Bill McKibben says that the post-Ice Age Holocene period is the only climate that humans can live in. Epstein responds that the Holocene is an abstraction that summarizes “an incredible variety of climates that individuals lived in. And in practice, we can live in pretty much any of them if we are industrialized and pretty much none of them if we aren’t.” Until the Industrial Revolution, the climate was dangerous for all human beings. Since then, we have marched steadily toward “climate mastery.” Fewer people die today from the weather than at any time in history. “We don’t take a safe climate and make it dangerous,” according to Epstein. “We take a dangerous climate and make it safe.”
The non-impact standard is a pervasive but irrational prejudice—irrational because it’s a neo-pagan faith that the earth is in effect an uncreated God, and a prejudice because it’s asserted dogmatically by those who profess it and taken for granted by a public unaware of being in its grip. The default position on environmental matters is “respect” for the planet. It tilts opinion to focus only on the harms of fossil fuels and technology, not their benefits. The bottom line is always the same: humans should minimize their impact on nature.

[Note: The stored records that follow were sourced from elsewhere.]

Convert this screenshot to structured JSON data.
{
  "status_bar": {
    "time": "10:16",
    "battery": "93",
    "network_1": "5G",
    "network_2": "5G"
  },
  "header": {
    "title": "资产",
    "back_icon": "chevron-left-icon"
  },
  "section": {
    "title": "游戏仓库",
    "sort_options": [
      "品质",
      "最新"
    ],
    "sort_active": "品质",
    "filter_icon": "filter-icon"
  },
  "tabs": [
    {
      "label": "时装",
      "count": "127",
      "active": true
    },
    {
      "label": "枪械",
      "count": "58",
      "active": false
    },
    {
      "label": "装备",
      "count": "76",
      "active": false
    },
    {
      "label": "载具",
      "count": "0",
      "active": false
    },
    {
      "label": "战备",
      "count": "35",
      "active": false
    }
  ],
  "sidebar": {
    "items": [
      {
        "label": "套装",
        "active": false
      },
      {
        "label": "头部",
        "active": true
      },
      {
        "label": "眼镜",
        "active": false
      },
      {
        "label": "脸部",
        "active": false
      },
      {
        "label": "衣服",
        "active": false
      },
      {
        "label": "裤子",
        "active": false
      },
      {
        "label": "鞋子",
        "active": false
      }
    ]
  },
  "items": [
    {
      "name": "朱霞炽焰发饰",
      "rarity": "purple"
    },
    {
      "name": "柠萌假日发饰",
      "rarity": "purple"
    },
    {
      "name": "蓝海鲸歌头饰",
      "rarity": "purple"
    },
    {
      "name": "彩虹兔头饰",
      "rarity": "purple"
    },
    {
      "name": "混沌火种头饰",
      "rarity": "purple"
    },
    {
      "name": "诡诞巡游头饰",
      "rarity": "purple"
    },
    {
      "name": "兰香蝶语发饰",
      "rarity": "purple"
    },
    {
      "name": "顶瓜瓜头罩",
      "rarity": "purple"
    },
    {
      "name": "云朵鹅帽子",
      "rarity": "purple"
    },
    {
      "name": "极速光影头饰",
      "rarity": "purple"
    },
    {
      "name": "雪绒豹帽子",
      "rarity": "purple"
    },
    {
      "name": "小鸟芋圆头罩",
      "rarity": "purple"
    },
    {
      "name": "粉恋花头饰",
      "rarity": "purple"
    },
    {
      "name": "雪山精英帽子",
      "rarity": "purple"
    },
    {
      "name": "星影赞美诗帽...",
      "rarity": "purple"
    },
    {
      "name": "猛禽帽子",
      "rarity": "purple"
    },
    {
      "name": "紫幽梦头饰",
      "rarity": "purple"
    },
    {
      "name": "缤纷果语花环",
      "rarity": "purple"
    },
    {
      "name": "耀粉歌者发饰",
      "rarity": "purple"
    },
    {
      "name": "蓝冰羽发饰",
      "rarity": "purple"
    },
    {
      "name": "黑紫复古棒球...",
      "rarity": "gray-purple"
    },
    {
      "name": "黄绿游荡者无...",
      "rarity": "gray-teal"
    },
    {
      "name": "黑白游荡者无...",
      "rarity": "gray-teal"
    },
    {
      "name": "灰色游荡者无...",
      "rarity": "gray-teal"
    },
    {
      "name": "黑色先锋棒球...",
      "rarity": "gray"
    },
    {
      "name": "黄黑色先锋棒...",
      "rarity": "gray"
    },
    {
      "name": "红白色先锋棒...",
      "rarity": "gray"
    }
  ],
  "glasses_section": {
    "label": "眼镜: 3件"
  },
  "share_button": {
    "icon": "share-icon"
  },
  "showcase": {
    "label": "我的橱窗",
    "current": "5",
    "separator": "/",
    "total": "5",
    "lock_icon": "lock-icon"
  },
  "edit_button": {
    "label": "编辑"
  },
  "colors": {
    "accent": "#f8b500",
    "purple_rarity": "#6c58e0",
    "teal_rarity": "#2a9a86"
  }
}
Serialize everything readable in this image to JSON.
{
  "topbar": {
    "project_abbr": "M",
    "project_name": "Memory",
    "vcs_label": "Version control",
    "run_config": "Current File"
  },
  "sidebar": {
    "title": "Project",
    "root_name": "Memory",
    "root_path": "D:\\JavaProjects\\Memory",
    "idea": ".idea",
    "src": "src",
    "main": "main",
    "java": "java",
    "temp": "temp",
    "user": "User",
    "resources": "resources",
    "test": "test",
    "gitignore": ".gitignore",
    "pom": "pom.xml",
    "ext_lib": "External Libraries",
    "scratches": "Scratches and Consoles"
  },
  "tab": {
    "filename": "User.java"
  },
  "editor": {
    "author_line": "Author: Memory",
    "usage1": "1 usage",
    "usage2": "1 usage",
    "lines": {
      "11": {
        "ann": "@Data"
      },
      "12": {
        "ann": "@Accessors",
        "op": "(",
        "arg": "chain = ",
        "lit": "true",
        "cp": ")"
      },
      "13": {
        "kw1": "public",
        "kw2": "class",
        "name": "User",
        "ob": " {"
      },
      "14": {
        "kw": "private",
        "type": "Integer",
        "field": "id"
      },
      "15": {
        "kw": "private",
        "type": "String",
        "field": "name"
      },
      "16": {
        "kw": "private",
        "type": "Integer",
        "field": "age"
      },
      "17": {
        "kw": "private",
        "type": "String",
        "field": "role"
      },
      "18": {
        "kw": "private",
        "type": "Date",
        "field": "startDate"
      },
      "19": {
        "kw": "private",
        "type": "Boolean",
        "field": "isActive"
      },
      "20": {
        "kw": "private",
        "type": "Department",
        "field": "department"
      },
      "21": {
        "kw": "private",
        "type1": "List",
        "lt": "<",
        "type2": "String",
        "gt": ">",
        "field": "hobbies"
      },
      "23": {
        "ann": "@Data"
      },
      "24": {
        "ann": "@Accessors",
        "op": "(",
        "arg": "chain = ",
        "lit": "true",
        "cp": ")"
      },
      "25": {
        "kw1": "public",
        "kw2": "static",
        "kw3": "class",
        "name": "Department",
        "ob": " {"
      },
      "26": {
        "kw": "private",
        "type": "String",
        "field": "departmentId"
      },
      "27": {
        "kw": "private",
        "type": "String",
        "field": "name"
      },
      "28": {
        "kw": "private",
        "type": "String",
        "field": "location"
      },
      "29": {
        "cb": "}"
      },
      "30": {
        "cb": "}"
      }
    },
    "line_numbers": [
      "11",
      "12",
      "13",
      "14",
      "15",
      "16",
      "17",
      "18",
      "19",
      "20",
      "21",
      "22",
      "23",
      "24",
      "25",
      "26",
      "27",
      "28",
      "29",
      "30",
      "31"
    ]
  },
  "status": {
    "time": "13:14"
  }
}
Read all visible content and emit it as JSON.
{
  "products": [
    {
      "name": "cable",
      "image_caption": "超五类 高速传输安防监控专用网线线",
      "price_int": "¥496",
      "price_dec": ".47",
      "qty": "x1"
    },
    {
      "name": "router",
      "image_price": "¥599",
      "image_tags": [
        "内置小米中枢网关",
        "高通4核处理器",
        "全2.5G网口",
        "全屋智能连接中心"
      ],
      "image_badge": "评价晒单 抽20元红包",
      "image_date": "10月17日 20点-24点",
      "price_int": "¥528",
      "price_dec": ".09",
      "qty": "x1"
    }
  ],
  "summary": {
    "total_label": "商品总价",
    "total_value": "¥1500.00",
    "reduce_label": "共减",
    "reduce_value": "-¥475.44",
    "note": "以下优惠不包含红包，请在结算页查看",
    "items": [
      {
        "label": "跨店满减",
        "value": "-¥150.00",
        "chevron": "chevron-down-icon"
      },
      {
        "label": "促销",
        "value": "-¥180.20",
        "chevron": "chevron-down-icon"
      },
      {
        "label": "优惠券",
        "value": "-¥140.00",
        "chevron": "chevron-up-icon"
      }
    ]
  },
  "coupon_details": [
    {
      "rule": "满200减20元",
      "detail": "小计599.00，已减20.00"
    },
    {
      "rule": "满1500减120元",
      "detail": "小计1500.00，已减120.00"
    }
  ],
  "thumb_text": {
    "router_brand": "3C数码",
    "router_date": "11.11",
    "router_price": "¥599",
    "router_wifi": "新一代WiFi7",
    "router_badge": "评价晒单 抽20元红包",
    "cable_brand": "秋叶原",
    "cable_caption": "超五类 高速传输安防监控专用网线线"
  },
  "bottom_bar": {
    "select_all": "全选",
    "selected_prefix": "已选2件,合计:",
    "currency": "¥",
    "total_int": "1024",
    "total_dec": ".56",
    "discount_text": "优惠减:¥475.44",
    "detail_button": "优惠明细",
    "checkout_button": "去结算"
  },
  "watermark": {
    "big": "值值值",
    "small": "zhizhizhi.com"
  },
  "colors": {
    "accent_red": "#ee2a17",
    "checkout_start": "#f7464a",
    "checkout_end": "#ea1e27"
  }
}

Alex Epstein’s book is a breath of fresh air in this polluted opinion climate. The Moral Case for Fossil Fuels shows why fossil fuels are good for human flourishing in general and good for the world’s poor in particular. Epstein is a true friend of the earth—an earth inhabited and made better by human beings.